Content starts

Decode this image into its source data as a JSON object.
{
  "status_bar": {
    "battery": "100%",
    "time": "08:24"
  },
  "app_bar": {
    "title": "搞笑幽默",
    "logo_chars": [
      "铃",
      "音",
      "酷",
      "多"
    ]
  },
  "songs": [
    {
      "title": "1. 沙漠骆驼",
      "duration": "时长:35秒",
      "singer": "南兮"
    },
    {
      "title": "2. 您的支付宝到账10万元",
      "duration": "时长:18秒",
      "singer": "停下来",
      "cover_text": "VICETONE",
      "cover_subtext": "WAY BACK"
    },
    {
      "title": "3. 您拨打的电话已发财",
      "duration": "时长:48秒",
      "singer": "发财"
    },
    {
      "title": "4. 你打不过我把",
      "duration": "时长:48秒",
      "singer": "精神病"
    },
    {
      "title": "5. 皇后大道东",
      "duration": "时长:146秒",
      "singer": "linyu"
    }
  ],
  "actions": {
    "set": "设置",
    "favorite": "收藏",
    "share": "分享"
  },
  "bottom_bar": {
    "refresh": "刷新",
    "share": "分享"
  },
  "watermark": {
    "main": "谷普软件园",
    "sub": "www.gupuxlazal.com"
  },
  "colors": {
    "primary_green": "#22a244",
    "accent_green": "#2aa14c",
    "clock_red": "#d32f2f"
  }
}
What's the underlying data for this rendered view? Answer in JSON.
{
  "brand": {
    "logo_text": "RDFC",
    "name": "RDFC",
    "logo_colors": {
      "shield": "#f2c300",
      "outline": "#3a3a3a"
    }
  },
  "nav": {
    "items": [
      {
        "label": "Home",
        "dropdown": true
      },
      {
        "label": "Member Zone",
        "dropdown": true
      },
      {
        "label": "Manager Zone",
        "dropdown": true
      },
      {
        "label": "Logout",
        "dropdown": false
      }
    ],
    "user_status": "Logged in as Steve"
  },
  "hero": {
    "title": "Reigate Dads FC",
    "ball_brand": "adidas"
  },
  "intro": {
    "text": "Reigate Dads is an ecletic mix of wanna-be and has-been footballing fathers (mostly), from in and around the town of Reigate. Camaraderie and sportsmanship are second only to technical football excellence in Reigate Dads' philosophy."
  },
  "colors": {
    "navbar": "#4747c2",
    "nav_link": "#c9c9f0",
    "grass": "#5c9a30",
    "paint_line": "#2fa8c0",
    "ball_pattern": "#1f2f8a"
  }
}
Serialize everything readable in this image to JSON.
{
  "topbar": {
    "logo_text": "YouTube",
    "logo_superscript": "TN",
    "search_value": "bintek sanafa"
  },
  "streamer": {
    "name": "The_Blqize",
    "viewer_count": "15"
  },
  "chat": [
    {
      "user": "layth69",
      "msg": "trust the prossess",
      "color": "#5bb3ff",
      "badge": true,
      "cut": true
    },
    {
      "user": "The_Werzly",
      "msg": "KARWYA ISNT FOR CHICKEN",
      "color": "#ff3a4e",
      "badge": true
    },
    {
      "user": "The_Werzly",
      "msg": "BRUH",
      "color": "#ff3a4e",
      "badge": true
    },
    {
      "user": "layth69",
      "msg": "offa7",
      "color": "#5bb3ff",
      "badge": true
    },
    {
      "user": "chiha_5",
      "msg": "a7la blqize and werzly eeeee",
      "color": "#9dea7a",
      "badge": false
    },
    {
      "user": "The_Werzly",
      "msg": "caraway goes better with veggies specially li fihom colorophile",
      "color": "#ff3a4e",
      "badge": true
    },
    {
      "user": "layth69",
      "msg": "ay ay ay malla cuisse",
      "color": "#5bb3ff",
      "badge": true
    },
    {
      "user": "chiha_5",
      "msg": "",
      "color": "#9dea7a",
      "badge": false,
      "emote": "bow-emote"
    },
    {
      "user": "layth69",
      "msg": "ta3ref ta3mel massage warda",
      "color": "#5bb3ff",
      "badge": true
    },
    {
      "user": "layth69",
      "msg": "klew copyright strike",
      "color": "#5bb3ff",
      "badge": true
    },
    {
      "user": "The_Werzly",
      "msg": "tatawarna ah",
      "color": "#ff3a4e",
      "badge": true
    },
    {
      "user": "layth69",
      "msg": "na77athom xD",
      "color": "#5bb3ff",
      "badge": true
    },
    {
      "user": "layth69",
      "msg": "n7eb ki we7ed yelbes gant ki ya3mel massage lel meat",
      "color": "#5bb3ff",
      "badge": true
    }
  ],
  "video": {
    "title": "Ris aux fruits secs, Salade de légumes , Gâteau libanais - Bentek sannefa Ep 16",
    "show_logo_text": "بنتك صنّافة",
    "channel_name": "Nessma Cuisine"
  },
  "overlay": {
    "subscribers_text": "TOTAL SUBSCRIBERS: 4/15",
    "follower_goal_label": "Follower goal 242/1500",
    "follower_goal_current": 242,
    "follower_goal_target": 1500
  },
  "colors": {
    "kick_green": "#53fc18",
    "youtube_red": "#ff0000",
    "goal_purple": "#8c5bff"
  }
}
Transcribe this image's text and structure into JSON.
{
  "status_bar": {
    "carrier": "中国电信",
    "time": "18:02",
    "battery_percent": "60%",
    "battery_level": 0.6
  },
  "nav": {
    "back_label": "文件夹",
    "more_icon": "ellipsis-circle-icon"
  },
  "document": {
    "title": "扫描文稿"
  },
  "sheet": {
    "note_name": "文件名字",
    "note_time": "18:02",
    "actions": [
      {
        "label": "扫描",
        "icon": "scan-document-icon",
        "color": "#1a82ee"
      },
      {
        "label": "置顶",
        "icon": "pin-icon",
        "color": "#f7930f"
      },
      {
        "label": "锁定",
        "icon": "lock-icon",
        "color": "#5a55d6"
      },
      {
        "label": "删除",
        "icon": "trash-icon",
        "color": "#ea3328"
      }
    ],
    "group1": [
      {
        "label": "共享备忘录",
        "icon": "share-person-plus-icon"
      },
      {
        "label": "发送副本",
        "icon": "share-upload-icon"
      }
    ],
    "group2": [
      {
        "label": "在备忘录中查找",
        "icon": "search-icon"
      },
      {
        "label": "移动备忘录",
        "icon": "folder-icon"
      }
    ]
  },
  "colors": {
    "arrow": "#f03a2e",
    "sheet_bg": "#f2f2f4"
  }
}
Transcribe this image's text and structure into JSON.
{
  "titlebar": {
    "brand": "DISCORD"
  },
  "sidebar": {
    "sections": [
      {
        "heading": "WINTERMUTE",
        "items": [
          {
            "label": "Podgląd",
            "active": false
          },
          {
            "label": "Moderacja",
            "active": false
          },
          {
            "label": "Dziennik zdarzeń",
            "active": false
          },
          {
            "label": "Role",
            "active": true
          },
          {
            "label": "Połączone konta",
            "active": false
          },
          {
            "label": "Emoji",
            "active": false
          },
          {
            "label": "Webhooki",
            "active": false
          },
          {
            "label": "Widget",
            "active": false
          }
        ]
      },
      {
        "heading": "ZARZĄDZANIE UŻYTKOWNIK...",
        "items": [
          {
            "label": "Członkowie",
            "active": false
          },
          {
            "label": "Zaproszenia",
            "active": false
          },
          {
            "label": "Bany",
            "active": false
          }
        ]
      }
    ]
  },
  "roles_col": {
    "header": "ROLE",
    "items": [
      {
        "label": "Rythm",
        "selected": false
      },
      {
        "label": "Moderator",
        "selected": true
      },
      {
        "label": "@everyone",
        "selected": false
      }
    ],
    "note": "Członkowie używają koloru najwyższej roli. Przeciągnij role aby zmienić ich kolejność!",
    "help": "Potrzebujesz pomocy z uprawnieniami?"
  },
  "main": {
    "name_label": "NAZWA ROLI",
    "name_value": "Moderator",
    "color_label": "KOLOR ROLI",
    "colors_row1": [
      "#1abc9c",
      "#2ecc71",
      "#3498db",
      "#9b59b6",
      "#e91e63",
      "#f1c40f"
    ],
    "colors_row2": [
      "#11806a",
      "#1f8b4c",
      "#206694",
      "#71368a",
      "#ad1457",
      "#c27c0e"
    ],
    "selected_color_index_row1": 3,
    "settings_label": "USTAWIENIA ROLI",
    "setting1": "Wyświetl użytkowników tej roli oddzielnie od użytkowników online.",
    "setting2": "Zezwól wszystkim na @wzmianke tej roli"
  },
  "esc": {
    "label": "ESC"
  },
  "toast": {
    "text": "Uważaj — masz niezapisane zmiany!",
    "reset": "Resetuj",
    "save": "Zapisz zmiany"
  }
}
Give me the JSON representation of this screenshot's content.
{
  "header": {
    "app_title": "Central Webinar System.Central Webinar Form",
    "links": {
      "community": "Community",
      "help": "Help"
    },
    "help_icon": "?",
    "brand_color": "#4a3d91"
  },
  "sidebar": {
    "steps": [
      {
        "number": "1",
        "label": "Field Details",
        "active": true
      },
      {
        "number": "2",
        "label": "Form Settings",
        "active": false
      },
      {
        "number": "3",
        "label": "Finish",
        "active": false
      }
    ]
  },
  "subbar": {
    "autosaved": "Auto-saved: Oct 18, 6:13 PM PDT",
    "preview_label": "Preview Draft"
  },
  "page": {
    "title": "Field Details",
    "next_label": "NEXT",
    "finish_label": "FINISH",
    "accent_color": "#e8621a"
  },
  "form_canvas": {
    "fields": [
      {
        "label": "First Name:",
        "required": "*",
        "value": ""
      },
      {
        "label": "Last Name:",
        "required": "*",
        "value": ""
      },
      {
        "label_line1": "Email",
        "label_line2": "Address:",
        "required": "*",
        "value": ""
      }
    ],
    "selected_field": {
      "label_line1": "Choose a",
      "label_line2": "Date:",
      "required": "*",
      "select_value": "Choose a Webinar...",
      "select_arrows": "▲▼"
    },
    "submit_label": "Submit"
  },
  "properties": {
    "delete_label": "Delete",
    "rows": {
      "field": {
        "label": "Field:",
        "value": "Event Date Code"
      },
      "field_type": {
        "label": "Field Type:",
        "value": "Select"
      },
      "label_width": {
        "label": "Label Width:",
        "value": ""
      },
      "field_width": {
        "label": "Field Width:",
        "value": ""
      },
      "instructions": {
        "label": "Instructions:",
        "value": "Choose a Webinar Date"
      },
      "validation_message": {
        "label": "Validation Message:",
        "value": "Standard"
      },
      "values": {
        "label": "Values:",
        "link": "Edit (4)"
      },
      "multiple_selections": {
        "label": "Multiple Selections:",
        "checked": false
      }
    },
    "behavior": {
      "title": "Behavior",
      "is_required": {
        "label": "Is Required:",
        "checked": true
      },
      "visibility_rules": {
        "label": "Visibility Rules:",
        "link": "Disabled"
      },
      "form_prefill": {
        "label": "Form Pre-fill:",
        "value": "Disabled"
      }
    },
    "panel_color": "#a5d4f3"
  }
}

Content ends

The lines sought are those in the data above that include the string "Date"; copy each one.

* _Solution to the problem_
      "label_line2": "Date:",
        "value": "Event Date Code"
        "value": "Choose a Webinar Date"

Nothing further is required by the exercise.